  • see status (staged and unstaged changes, latest commits…)
  • stage files and diff hunks (“s”, “u”)
  • commit (“c”)
  • push, pull the current branch (“P p” and “P f”)
  • interactive rebase (best case scenario, Linux only)
    • “r i”: start an interactive rebase
    • “r a”: abort an ongoing rebase (started by you or another process)
  • see the help with “?”

and basic support for Mercurial and Fossil.

See its README on GitHub, wait for more and come talk, it’s actually easy to contribute ;)


Code formatting

Use M-x format-current-buffer, or enable auto-formatting like this:

(setf lem:*auto-format* t)

Formatters are currently defined for c (clang-format), go (gofmt), js and json (prettier), and lisp of course, but you can add your own, see the Configuration page.

Color preview

Use: M-x color-preview to highlight strings denoting a color (such as “blue” or “#ffffff”) in their color.

Color picker (SDL2)

The SDL2 frontend provides a graphical color picker.

To invoke it, simply write a color name or representation inside a string, enable the color preview, and click on the color. Press q (color-picker-quit) to close it.

Lem color picker

Line numbers

Use: M-x toggle-line-numbers

or (lem/line-numbers:toggle-line-numbers)

Use (setf lem/line-numbers:*relative-line* t) to use relative line numbers (added after Lem 2.1)


Use: M-x toggle-read-only

aka (lem-core/commands/buffer:toggle-read-only)


Use: M-x auto-save-mode, aka (lem/auto-save::auto-save-mode t).

This one is a global mode: autosave is enabled for all buffers.

You can also use a minor mode: M-x toggle-auto-save, aka (lem/auto-save:toggle-auto-save), to enable auto-save for the current buffer only.

Full screen

Use: M-x toggle-frame-fullscreen

Mouse support (ncurses)

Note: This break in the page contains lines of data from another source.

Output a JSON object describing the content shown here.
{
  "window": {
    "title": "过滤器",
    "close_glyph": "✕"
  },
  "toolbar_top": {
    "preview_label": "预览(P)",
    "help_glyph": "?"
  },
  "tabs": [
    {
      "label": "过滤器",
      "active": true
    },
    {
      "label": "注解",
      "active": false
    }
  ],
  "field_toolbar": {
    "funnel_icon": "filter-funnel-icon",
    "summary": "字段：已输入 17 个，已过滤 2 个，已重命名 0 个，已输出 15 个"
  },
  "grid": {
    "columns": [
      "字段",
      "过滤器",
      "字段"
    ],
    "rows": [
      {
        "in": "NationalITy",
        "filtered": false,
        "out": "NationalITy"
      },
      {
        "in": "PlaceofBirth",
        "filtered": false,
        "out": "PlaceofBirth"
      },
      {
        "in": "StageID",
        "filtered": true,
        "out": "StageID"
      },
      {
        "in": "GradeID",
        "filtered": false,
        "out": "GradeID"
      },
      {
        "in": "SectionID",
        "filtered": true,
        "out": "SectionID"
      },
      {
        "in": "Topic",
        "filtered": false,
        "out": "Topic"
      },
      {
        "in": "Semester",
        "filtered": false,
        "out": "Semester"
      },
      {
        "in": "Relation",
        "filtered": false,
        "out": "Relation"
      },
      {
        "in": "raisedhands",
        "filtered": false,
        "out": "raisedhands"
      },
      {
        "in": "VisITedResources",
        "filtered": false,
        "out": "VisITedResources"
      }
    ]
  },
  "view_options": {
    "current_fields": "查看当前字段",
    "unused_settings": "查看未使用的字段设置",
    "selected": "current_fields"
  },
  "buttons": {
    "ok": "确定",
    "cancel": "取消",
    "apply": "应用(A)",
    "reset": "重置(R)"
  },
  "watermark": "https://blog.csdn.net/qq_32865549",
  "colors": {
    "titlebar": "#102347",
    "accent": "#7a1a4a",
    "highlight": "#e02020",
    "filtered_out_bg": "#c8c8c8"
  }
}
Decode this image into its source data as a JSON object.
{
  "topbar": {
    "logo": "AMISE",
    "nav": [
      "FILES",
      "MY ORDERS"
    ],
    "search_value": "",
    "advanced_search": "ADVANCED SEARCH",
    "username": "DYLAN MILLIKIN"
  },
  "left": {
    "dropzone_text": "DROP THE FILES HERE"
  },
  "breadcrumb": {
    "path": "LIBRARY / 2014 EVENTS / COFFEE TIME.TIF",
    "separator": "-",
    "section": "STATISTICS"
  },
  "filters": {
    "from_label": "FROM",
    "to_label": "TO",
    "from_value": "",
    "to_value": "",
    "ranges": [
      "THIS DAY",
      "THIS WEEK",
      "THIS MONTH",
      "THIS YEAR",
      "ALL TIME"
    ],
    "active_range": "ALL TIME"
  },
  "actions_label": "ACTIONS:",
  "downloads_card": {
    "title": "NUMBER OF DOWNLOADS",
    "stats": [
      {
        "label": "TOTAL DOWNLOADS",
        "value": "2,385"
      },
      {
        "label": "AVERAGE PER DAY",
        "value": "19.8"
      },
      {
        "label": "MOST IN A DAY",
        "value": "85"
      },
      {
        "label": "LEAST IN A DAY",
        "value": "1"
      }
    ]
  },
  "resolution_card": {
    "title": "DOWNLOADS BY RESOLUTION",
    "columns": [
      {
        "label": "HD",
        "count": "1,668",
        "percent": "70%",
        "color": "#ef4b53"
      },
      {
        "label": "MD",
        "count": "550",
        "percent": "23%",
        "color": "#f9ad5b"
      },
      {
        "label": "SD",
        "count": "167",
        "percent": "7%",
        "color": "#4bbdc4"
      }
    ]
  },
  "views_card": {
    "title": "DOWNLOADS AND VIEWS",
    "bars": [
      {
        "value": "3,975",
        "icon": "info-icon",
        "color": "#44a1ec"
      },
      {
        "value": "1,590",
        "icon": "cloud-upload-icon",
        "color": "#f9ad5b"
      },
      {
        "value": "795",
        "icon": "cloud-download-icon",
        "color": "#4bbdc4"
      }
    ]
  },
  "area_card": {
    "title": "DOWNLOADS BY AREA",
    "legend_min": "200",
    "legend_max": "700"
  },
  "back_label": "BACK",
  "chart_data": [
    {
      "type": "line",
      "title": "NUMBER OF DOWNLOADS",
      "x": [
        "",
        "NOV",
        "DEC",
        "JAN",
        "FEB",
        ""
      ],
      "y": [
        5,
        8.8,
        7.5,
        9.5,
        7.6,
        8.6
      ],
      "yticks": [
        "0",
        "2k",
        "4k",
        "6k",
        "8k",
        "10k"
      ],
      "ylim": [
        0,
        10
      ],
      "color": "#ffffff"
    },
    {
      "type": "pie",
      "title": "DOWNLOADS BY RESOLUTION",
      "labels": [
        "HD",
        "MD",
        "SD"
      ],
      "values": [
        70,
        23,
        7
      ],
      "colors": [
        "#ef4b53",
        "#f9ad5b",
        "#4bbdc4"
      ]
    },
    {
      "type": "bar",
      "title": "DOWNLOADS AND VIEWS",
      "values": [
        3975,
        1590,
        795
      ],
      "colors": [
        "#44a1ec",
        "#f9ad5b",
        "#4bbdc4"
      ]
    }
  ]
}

The GUI version supports the mouse, which is more difficult to bring to the terminal, so the feature is available in an optional contrib module.

You can try it with:

M-x load-contrib RET mouse-sgr1006 RET

and now you can click around in windows.

Transparent background (SDL2 only)

Set a transparent background with this line in your init file:

(sdl2-ffi.functions:sdl-set-window-opacity (lem-sdl2/display::display-window lem-sdl2/display::*display*) 0.9)

Font size (SDL2 only)

Use: font-size-increase (C-+), font-size-decrease (C--) and font-size-set [number].